by Margaret Atwood
Nan A. TaleseBuy at Powell’s »
March 18, 2010
I raced through The Year of the Flood. Absolutely gobbled it up. I have read one or two others of Atwood’s books, and while I knew going in that her interests and mine do not always intersect, I was surprised at how gripped I was by the story, a romp through an endangered future world with a small group of zealous environmentalists, members of a sort of cult called God’s Gardeners. With the corporate and government worlds melded into a sort of Big Brother, intent in its gene-splicing experiments, the Gardeners’ leader is predicting a catastrophe along the lines of Noah’s flood as God attempts to purge the earth, yet again, of man gone wrong.
So when it came time to turn to Big Machine, I was worried, for LaValle’s sake. But let it be said: This man doesn’t need anyone to worry about him.

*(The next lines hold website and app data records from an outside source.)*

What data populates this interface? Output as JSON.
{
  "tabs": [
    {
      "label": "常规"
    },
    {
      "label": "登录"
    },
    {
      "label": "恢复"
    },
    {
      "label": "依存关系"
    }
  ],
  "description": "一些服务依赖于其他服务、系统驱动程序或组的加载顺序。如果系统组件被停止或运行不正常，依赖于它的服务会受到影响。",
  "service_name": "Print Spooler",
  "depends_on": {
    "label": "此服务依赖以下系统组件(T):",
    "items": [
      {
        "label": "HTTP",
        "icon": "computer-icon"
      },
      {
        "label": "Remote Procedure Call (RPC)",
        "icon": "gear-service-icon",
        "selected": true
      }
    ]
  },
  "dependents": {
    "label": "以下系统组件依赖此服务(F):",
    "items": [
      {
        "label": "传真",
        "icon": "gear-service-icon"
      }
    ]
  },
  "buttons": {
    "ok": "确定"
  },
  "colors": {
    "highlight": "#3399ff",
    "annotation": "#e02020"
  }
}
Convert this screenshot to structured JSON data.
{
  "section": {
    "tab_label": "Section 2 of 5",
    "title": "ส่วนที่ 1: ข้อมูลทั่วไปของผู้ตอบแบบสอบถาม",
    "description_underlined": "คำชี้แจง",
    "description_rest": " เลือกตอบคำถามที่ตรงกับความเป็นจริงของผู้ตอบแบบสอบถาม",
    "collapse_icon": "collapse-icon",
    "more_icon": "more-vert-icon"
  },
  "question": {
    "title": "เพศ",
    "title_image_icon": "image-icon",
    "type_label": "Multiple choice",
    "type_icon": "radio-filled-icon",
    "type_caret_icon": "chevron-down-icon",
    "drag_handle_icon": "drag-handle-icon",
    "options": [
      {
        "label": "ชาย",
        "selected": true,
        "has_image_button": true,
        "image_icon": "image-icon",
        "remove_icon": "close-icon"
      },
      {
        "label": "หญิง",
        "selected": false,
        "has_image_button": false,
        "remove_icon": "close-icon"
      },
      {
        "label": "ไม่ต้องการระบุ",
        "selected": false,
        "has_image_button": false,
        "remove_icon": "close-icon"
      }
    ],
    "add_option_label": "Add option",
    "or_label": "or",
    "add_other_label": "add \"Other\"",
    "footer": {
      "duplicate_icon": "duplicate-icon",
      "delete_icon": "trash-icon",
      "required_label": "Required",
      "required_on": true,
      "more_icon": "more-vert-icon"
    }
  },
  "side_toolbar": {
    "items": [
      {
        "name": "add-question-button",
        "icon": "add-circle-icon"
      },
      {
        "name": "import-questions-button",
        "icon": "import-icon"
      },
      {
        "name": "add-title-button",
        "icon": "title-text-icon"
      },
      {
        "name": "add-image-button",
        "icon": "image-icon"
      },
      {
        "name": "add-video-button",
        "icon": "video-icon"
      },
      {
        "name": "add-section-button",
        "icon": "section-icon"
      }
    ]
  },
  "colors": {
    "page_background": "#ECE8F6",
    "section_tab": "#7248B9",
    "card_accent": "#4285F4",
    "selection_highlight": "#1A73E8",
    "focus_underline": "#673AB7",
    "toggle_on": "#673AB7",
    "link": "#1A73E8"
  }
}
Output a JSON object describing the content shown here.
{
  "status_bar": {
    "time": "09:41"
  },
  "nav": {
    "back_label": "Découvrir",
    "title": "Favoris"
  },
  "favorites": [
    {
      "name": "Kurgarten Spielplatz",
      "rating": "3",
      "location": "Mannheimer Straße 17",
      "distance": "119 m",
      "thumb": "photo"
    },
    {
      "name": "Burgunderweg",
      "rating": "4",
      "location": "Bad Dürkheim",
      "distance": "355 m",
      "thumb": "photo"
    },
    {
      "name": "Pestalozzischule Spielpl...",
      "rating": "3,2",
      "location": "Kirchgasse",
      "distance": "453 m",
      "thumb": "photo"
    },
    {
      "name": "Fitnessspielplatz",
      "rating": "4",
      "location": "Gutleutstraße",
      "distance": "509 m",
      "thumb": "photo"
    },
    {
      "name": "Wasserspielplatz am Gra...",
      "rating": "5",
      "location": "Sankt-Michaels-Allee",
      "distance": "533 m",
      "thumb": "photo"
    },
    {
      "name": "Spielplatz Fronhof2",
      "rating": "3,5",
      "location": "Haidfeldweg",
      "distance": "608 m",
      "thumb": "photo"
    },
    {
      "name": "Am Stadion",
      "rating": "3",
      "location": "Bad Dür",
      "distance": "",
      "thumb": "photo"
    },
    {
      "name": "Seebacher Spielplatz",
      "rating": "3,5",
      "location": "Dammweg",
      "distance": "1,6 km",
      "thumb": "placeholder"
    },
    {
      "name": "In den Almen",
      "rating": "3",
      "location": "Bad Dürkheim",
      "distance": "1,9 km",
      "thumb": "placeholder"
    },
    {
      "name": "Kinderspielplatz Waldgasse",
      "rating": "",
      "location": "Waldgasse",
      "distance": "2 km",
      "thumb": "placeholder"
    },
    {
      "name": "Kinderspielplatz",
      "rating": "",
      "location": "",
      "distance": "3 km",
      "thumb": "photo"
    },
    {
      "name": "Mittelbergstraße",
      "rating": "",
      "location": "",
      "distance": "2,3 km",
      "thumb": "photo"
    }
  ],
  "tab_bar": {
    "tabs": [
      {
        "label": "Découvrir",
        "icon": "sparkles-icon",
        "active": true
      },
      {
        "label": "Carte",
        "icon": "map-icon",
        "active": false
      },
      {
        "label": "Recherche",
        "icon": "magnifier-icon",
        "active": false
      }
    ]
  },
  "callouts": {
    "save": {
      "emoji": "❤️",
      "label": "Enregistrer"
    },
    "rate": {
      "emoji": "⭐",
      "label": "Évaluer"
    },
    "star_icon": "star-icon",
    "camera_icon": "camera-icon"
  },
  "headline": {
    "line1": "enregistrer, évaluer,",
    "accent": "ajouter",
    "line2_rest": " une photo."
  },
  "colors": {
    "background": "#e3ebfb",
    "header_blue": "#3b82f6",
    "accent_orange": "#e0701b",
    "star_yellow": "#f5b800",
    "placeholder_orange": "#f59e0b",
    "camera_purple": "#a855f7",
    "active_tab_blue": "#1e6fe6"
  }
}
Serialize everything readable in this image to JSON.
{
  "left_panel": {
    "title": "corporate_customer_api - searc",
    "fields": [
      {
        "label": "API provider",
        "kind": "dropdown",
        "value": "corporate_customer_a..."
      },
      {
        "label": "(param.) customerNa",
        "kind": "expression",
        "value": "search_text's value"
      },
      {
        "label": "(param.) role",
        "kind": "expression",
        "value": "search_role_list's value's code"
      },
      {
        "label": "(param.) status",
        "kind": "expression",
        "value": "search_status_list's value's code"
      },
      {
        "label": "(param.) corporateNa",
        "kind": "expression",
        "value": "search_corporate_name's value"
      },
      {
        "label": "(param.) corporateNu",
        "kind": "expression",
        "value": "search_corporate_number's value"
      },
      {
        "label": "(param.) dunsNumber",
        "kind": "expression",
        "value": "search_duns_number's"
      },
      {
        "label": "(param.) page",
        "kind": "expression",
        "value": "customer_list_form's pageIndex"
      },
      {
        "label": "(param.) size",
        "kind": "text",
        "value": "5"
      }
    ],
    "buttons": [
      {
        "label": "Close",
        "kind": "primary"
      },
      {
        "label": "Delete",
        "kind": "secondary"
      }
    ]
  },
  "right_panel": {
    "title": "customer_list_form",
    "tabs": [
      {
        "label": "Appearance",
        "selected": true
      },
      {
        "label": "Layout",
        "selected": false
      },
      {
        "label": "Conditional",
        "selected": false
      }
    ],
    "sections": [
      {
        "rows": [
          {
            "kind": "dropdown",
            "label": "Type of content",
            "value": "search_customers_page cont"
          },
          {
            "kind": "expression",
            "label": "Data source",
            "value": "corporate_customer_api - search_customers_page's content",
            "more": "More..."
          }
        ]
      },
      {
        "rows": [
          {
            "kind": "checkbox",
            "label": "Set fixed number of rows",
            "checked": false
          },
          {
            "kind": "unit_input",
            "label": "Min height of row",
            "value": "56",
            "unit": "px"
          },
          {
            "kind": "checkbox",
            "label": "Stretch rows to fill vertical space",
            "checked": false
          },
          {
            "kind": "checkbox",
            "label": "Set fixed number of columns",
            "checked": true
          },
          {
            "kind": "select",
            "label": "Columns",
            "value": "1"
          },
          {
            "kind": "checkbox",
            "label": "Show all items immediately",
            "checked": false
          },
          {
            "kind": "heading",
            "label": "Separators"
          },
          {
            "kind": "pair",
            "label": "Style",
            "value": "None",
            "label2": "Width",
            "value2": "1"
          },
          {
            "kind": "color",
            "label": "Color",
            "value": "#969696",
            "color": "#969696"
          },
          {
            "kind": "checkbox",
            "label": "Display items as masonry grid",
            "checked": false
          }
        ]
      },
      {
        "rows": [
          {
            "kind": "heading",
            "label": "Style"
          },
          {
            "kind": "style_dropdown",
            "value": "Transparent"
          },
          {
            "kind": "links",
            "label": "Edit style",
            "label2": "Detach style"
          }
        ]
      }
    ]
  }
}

In Big Machine, Ricky Rice, an early-middle-aged black man with a checkered past, tells the story of how, one day, he received an anonymous free bus ticket to Vermont, decided to take it, and then fell into a sort of rabbit hole where God was, perhaps, a voice emanating from a cave, scholars spent their days clipping articles from newspapers, and homeless men were being organized to stage a massive attack on society. It is a crazy story, and throughout, Ricky Rice thinks it’s just as crazy as you do.
Both books have an otherworldly quality to them, and both delve deeply into religion and beliefs about self-sufficiency and fate. The Year of the Flood alternates points of view; about half is the third-person story of a middle-aged woman who spent much of her adult life as one of the Gardeners, and the other half is told in first person by a young woman who spent her childhood with the Gardeners. But I wasn’t racing through the book because of its writing; the third-person parts are good, but the voice of the younger narrator, in my eyes, falls flat.
Big Machine is told in first person, Ricky Rice’s own story of what happened. And his narration is impeccable. Though his story is one of vast confusion and slow realizations, he is a scrupulously honest and lovable narrator, as here: I worked at my door handle again. Reached down for my duffle bag so I could break the window open. I’m not saying that was a good idea, just my only one. He continually reminds you where he’s stowed his heroin (a stabilizing force throughout the goings-on), he takes pride in describing for you his new suits, he tells you the history of his family and his relationships, and he keeps you up to date on the stirrings of his newfound love.
The religious references in Atwood’s book brought it some of its strongest moments, but also its biggest weak point. The use of sermons and hymns to explain the Gardeners’ faith, with its holy days for Sts. Dian Fossey, Euell Gibbons, and Rachel Carson, is clever and entertaining. But Atwood’s book draws heavily on the Biblical flood, and that’s where it falls short. The story of a small group persevering in its purity to survive God’s wrath is as old as, well, the Bible, and it has been retold in many ways over the centuries. The only reason I was so interested to get to the end was that I wanted to see what form the eventual flood would takewhat was it that would kill off society this time? It was that gimmick that kept me reading.
Big Machine was the opposite, a rewarding experience throughout. The story is compelling in its own right, a truly unusual tale, and his characters make it a memorable ride. Here’s hoping this one goes all the way.
TMN managing editor Kate Ortega is an editor at the online edition of the Wall Street Journal. She lives in Brooklyn. Known connections to this year’s contenders: None.